Introduction to cosmetic fillers
Injectable cosmetic fillers enhance facial features by removing wrinkles and creases. Restylane is a cosmetic filler composed of hyaluronic acid (HA). HA is a hydrophilic substance found in the joints and tissues of the human body. This fluid facilitates water retention by binding to water molecules; consequently, HA serves as a natural moisturizer that can be used to treat wrinkles by providing lubrication to elastin. Elastin is a protein found in tissue cells with elastic properties that helps skin tissue return to its original appearance after being stretched.
Recipients of cosmetic fillers prefer the treatment to Botox. The injectable gel diminishes the appearance of wrinkles by increasing the volume of facial tissue to smooth away wrinkles, whereas Botox removes wrinkles by temporarily paralyzing the muscles in the face. Most patients require only one administration before seeing the desired results. These wrinkle smoothing effects last approximately six months before an additional injection is needed due to the fact that HA eventually decays and is absorbed by the body.

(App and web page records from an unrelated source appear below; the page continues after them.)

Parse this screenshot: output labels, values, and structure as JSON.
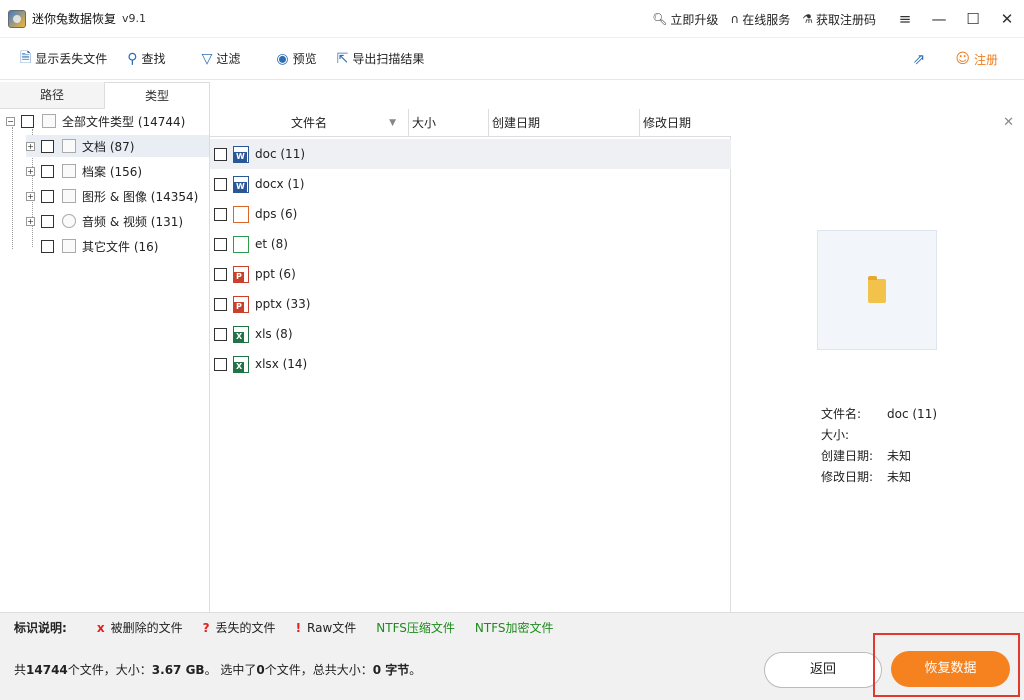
{
  "app": {
    "title": "迷你兔数据恢复",
    "version": "v9.1"
  },
  "title_links": [
    {
      "label": "立即升级",
      "icon": "search-icon"
    },
    {
      "label": "在线服务",
      "icon": "headset-icon"
    },
    {
      "label": "获取注册码",
      "icon": "cart-icon"
    }
  ],
  "toolbar": {
    "show_lost": "显示丢失文件",
    "find": "查找",
    "filter": "过滤",
    "preview": "预览",
    "export": "导出扫描结果",
    "register": "注册"
  },
  "tabs": [
    "路径",
    "类型"
  ],
  "active_tab": "类型",
  "tree": {
    "root": "全部文件类型 (14744)",
    "children": [
      "文档 (87)",
      "档案 (156)",
      "图形 & 图像 (14354)",
      "音频 & 视频 (131)",
      "其它文件 (16)"
    ]
  },
  "columns": [
    "文件名",
    "大小",
    "创建日期",
    "修改日期"
  ],
  "files": [
    {
      "name": "doc (11)",
      "icon": "word-icon",
      "color": "#2b5797",
      "tag": "W"
    },
    {
      "name": "docx (1)",
      "icon": "word-icon",
      "color": "#2b5797",
      "tag": "W"
    },
    {
      "name": "dps (6)",
      "icon": "presentation-icon",
      "color": "#d9662b",
      "tag": ""
    },
    {
      "name": "et (8)",
      "icon": "spreadsheet-icon",
      "color": "#2e9c4f",
      "tag": ""
    },
    {
      "name": "ppt (6)",
      "icon": "powerpoint-icon",
      "color": "#c9412c",
      "tag": "P"
    },
    {
      "name": "pptx (33)",
      "icon": "powerpoint-icon",
      "color": "#c9412c",
      "tag": "P"
    },
    {
      "name": "xls (8)",
      "icon": "excel-icon",
      "color": "#217346",
      "tag": "X"
    },
    {
      "name": "xlsx (14)",
      "icon": "excel-icon",
      "color": "#217346",
      "tag": "X"
    }
  ],
  "details": {
    "name_label": "文件名:",
    "name_value": "doc (11)",
    "size_label": "大小:",
    "size_value": "",
    "created_label": "创建日期:",
    "created_value": "未知",
    "modified_label": "修改日期:",
    "modified_value": "未知"
  },
  "legend": {
    "heading": "标识说明:",
    "items": [
      {
        "mark": "x",
        "label": "被删除的文件",
        "color": "#e02020"
      },
      {
        "mark": "?",
        "label": "丢失的文件",
        "color": "#e02020"
      },
      {
        "mark": "!",
        "label": "Raw文件",
        "color": "#e02020"
      },
      {
        "mark": "",
        "label": "NTFS压缩文件",
        "color": "#1f8a1f"
      },
      {
        "mark": "",
        "label": "NTFS加密文件",
        "color": "#1f8a1f"
      }
    ]
  },
  "status": {
    "p1": "共",
    "total": "14744",
    "p2": "个文件，大小：",
    "size": "3.67 GB",
    "p3": "。 选中了",
    "selected": "0",
    "p4": "个文件，总共大小：",
    "sel_size": "0 字节",
    "p5": "。"
  },
  "buttons": {
    "back": "返回",
    "recover": "恢复数据"
  },
  "colors": {
    "accent": "#f5821f",
    "highlight_frame": "#e03a2f"
  }
}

How treatments work
Some cosmetic procedures require allergy pretesting to ensure that the recipient does not have a negative reaction to the substance being injected into their skin. Since Restylane is derived from a natural occurring fluid in the human body, such pretesting is not necessary. Also, the injectable gel uses no animal byproducts and is devoid of animal protein. Prospective patients should refrain from using St. John's Wort, aspirin and large does of Vitamin E because the ingredients in such products increases the likelihood of bleeding or discoloration around the injection site. Patients with a history of cold sores should divulge this to the doctor providing the treatment because the needle may cause the cold sores to return.
As previously mentioned, the filler is injected directly under the skin using a needle. If you have a low pain threshold, you should ask your doctor to use a numbing agent on the site of the injection. Most procedures require roughly half a tablespoon of gel to remedy problem areas. The price of such treatments is similar to other cosmetic filler procedures in your geographic area, although the experience of the doctor and your individual needs may increase the cost. You should also be aware that most medical insurers will not cover cosmetic procedures because such treatments are elective.
Following treatment, you may notice sensitivity, itching or swelling around the injection area. These side effects should subside within 14 days. If the problems persist longer than two weeks, you should call your doctor because you may have an infection that can only be cured with antibiotics.
Finding the right doctor
Prior to receiving treatment, an initial consultation should take place between you and the doctor. Use this time to determine how diligent and solicitous the physician is. This procedure should be designed to satisfy your specific needs. The medical practitioner should review your medical history and provide you with an honest assessment of the risks, realistic expectations for the final results and post treatment protocol.
Although these treatments only require a fine needle and the injectable gel, it is still important to select a qualified doctor or cosmetic surgeon. Failing to select the right physician and hospital or office can result in several complications. If the needle or medical facility is unsanitary, the site of the injection may become infected or result in the development of scar tissue. A doctor using poor technique may accidentally inject the gel into a blood vessel and result in permanent damage to the recipient's lips or skin. Experienced physicians should also know what potential complications may arise for certain patients; African American recipients of this treament may experience a darkening of the skin around the injection area, while patients under 18, over 65 or nursing should not receive injections at all.
There are several criteria you can use to identify a cosmetic surgeon. The safety record of the facility is very important. You should also ensure that the medical practitioner is certified by the American Board of Plastic Surgery (ABPS). Soliciting the recommendation of your general physician may also help you find a doctor qualified to perform cosmetic surgical procedures. As a patient, you should also have good rapport with the doctor and feel comfortable about the procedure.
ABPS certification means a doctor's educational background and experience performing certain procedures satisfy rigorous standards that establish a basic level of competency. Although such injections can take place in a hospital, surgicenter or medical office, some facilities are better equipped for such a treatment. You should make sure the site is an accredited or state licensed medical center. Consulting with your primary care provider may also help you locate a qualified cosmetic surgeon and identify potential side effects you may experience based on your patient history.